“She’s a field general. That’s what she does out there. It’s a quietness that she does it with, and an aggressiveness too,” says Caldwell. “You don’t put all of your accolades on the refrigerator. You store them somewhere else—you store them in your heart. And that is something this girl does. She cares about what she does but she doesn’t spend any time jumping all over the place if she scored a goal or got a great assist. She would just downplay that to the point where it’s like, ‘That’s my job, that’s what I do. I’m good at it and I want to be good at it and I want to be better at it.’”
She also makes the teammates around her better—and not just at soccer, says Wyatt.
“Every day, be it on the field, be it in school, be it in life, you’re going to meet with challenges and Kate is the epitome of hurdling through any challenge,” he says. “From freshmen to upperclassmen, [her teammates] have to realize how amazing it is that she comes out here every day like everybody else while she’s dealing with monumentally more prior to and post practice. And she does it in such a delicate and charismatic way. She doesn’t ask for sympathy she doesn’t ask for empathy. She moves forward with her challenges and she rises above all the time.”
Kate’s hope for the future is to play soccer in college, and right now Division III Endicott College in Beverly, Mass., is at the top of her list.
“I have no reason to believe Kate can’t play at the next level,” Caldwell says. “I’ve had several kids go on to play college soccer. She fits in to their skill level, their intensity, their desire.”
Her parents simply want her to live a full life and pursue anything she would pursue with or without CF in the picture. Whatever her future holds, Kate wants to pay forward the lessons of strength she has learned dealing with her disease over the years and the lessons of kindness and compassion that she has learned from her family, friends and doctors.
“I want to help people with difficult times like I’ve dealt with,” she says. “I’m not sure necessarily where, but I want to make an impact in the world for sure.”
Cystic fibrosis has been called an invisible disease. Most of the people on the field and in the stands during the Seacoast scrimmage on that sunny day back in November had no idea the player in the powder blue jersey playing center mid was dealing with a chronic, life-threatening condition—and Kate wouldn’t have it any other way.

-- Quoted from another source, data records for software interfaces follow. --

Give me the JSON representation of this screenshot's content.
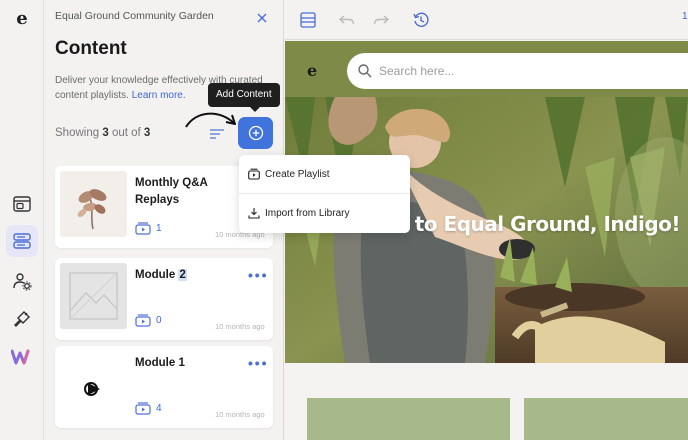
{
  "panel": {
    "org_name": "Equal Ground Community Garden",
    "title": "Content",
    "description": "Deliver your knowledge effectively with curated content playlists.",
    "learn_more": "Learn more.",
    "showing_prefix": "Showing",
    "showing_count": "3",
    "showing_mid": "out of",
    "showing_total": "3",
    "add_tooltip": "Add Content"
  },
  "cards": [
    {
      "title": "Monthly Q&A Replays",
      "count": "1",
      "date": "10 months ago"
    },
    {
      "title_main": "Module ",
      "title_sel": "2",
      "count": "0",
      "date": "10 months ago"
    },
    {
      "title": "Module 1",
      "count": "4",
      "date": "10 months ago"
    }
  ],
  "dropdown": {
    "items": [
      {
        "label": "Create Playlist",
        "icon": "playlist-icon"
      },
      {
        "label": "Import from Library",
        "icon": "download-icon"
      }
    ]
  },
  "toolbar": {
    "right_text": "1"
  },
  "preview": {
    "search_placeholder": "Search here...",
    "hero_text": "to Equal Ground, Indigo!"
  },
  "colors": {
    "accent": "#4073dc",
    "header_green": "#7e8b48",
    "tile_green": "#a7b98a",
    "brand_purple": "#7b5fd6"
  }
}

Yet in her refusal to let CF define her, Kate was teaching all those spectators and players a tremendous lesson without saying a word. Every pass she launched across the field was a message in a bottle carrying the words “NEVER GIVE UP.” Maybe not today, maybe not tomorrow, but someday in the future the currents would wash her bottle onto shore and her teammate, her opponent, a parent on the sideline, would find out she had cystic fibrosis, would maybe read an article like this one and find out how serious CF is, would somehow connect her with the disease and think back to that unseasonably warm scrimmage in November and the brilliant white of the birches in the sun and the arc of her passes across the sky and then her message would finally hit home: “That girl has cystic fibrosis? But she looks as strong as anyone out there.”
She is. Stronger, even.